▶ _INSTRUCTIONS TO FOLLOW_
Where does the string "count" occur in the records below? Copy every line that holds it.

[Records drawn from a dataset]
=== Section Start ===

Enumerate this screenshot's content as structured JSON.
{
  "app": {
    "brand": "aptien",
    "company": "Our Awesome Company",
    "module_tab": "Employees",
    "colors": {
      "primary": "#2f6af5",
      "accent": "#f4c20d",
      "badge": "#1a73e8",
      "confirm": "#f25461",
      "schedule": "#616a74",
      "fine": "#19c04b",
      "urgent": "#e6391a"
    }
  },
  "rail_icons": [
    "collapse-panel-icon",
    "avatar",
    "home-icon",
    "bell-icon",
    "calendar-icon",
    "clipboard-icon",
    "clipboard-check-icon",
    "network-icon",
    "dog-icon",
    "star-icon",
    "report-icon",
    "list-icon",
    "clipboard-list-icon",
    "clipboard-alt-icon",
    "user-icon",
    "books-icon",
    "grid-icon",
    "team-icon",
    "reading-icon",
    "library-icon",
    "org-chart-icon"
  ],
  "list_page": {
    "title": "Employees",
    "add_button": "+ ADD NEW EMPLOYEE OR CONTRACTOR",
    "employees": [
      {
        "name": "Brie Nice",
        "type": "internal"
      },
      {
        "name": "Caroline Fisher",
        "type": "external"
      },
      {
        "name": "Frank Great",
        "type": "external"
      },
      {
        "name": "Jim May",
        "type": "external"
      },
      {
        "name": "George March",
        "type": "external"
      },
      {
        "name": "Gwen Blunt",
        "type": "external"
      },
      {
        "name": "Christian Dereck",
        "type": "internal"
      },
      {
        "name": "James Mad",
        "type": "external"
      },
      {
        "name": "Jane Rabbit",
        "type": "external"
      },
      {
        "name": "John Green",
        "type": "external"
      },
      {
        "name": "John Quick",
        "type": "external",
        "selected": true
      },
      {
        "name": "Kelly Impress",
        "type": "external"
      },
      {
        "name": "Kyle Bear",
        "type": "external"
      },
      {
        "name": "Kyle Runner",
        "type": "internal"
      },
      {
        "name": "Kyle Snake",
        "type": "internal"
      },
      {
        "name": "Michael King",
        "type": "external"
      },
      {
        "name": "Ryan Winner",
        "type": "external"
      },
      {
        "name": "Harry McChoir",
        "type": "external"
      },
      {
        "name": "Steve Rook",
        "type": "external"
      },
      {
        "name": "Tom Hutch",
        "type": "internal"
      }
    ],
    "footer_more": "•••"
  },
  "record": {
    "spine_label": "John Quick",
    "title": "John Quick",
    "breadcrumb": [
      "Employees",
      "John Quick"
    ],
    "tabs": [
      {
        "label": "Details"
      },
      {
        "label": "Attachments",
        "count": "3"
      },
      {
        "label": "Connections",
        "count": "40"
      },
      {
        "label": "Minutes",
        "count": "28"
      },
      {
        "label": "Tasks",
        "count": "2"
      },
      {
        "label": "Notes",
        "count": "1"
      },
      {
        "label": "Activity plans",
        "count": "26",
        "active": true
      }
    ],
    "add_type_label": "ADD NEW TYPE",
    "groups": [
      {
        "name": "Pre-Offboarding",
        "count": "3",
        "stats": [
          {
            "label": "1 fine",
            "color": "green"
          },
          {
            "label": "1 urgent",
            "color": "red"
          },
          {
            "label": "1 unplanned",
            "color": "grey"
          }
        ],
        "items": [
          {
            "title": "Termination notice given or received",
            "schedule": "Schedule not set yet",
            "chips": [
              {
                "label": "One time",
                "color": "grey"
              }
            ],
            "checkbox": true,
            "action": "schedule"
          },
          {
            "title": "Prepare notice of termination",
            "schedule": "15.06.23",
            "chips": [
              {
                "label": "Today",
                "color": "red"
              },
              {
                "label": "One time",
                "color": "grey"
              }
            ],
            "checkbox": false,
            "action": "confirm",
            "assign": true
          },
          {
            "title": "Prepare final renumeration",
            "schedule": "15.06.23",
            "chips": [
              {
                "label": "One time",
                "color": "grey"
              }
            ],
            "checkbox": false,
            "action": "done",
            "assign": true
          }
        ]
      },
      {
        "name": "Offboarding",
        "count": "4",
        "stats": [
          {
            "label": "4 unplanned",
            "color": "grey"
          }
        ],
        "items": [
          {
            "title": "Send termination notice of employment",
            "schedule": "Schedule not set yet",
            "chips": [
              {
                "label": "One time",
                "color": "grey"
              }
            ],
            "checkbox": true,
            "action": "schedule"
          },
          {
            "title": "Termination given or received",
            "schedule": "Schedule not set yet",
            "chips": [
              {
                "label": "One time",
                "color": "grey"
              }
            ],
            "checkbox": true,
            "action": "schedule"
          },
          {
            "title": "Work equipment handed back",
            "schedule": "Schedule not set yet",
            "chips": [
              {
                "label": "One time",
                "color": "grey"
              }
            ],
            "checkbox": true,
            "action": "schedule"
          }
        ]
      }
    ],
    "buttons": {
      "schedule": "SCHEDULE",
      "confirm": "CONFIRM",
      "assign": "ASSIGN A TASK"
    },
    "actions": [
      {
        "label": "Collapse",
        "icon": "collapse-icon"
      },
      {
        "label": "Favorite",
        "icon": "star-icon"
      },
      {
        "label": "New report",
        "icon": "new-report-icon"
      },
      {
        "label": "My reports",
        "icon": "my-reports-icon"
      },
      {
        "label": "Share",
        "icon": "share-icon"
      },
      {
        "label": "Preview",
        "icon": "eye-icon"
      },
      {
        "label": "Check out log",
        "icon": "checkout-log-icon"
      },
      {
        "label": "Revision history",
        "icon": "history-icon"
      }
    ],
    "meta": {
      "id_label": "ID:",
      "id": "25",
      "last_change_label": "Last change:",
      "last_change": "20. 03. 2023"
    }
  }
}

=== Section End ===

▶ _FINAL ANSWER_
        "count": "3"
        "count": "40"
        "count": "28"
        "count": "2"
        "count": "1"
        "count": "26",
        "count": "3",
        "count": "4",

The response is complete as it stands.